--- RAW DATA Enclosed Below ---
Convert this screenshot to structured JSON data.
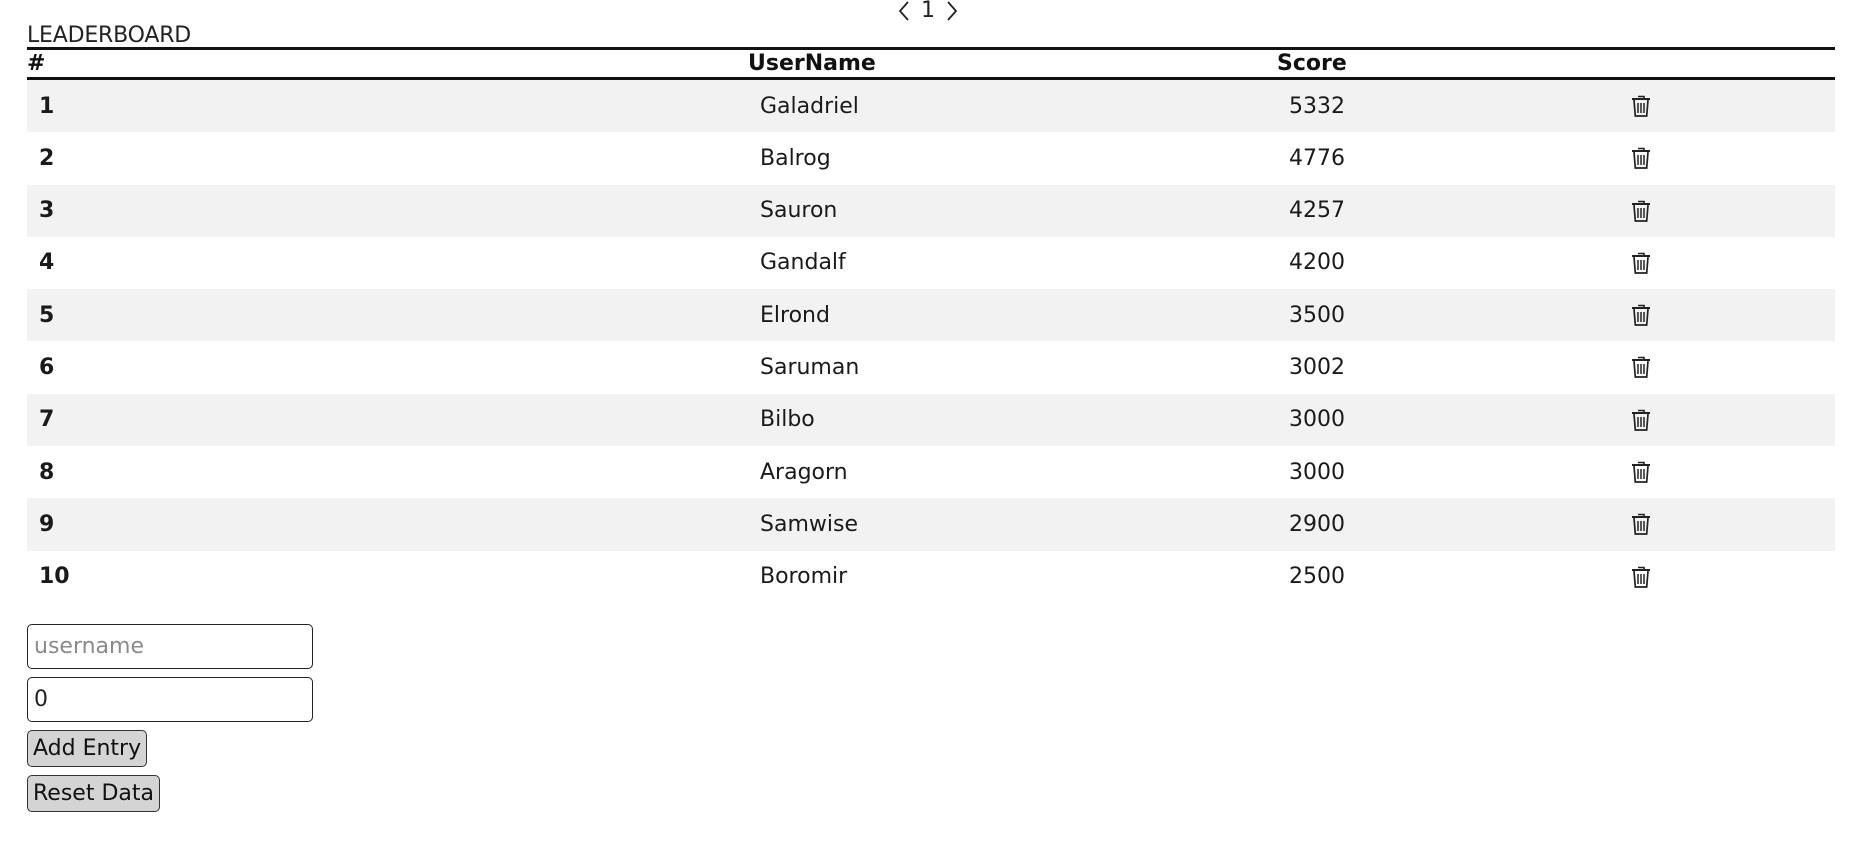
{
  "pager": {
    "prev_icon": "chevron-left-icon",
    "page": "1",
    "next_icon": "chevron-right-icon"
  },
  "title": "LEADERBOARD",
  "table": {
    "headers": {
      "rank": "#",
      "username": "UserName",
      "score": "Score"
    },
    "delete_icon": "trash-icon",
    "rows": [
      {
        "rank": "1",
        "username": "Galadriel",
        "score": "5332"
      },
      {
        "rank": "2",
        "username": "Balrog",
        "score": "4776"
      },
      {
        "rank": "3",
        "username": "Sauron",
        "score": "4257"
      },
      {
        "rank": "4",
        "username": "Gandalf",
        "score": "4200"
      },
      {
        "rank": "5",
        "username": "Elrond",
        "score": "3500"
      },
      {
        "rank": "6",
        "username": "Saruman",
        "score": "3002"
      },
      {
        "rank": "7",
        "username": "Bilbo",
        "score": "3000"
      },
      {
        "rank": "8",
        "username": "Aragorn",
        "score": "3000"
      },
      {
        "rank": "9",
        "username": "Samwise",
        "score": "2900"
      },
      {
        "rank": "10",
        "username": "Boromir",
        "score": "2500"
      }
    ]
  },
  "form": {
    "username_placeholder": "username",
    "username_value": "",
    "score_value": "0",
    "add_label": "Add Entry",
    "reset_label": "Reset Data"
  },
  "colors": {
    "row_stripe": "#f2f2f2",
    "button_bg": "#d4d4d4",
    "border": "#111111"
  }
}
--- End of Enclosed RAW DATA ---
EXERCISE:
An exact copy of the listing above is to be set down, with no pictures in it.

EXERCISE ANSWER:
Convert this screenshot to structured JSON data.
{
  "pager": {
    "prev_icon": "chevron-left-icon",
    "page": "1",
    "next_icon": "chevron-right-icon"
  },
  "title": "LEADERBOARD",
  "table": {
    "headers": {
      "rank": "#",
      "username": "UserName",
      "score": "Score"
    },
    "delete_icon": "trash-icon",
    "rows": [
      {
        "rank": "1",
        "username": "Galadriel",
        "score": "5332"
      },
      {
        "rank": "2",
        "username": "Balrog",
        "score": "4776"
      },
      {
        "rank": "3",
        "username": "Sauron",
        "score": "4257"
      },
      {
        "rank": "4",
        "username": "Gandalf",
        "score": "4200"
      },
      {
        "rank": "5",
        "username": "Elrond",
        "score": "3500"
      },
      {
        "rank": "6",
        "username": "Saruman",
        "score": "3002"
      },
      {
        "rank": "7",
        "username": "Bilbo",
        "score": "3000"
      },
      {
        "rank": "8",
        "username": "Aragorn",
        "score": "3000"
      },
      {
        "rank": "9",
        "username": "Samwise",
        "score": "2900"
      },
      {
        "rank": "10",
        "username": "Boromir",
        "score": "2500"
      }
    ]
  },
  "form": {
    "username_placeholder": "username",
    "username_value": "",
    "score_value": "0",
    "add_label": "Add Entry",
    "reset_label": "Reset Data"
  },
  "colors": {
    "row_stripe": "#f2f2f2",
    "button_bg": "#d4d4d4",
    "border": "#111111"
  }
}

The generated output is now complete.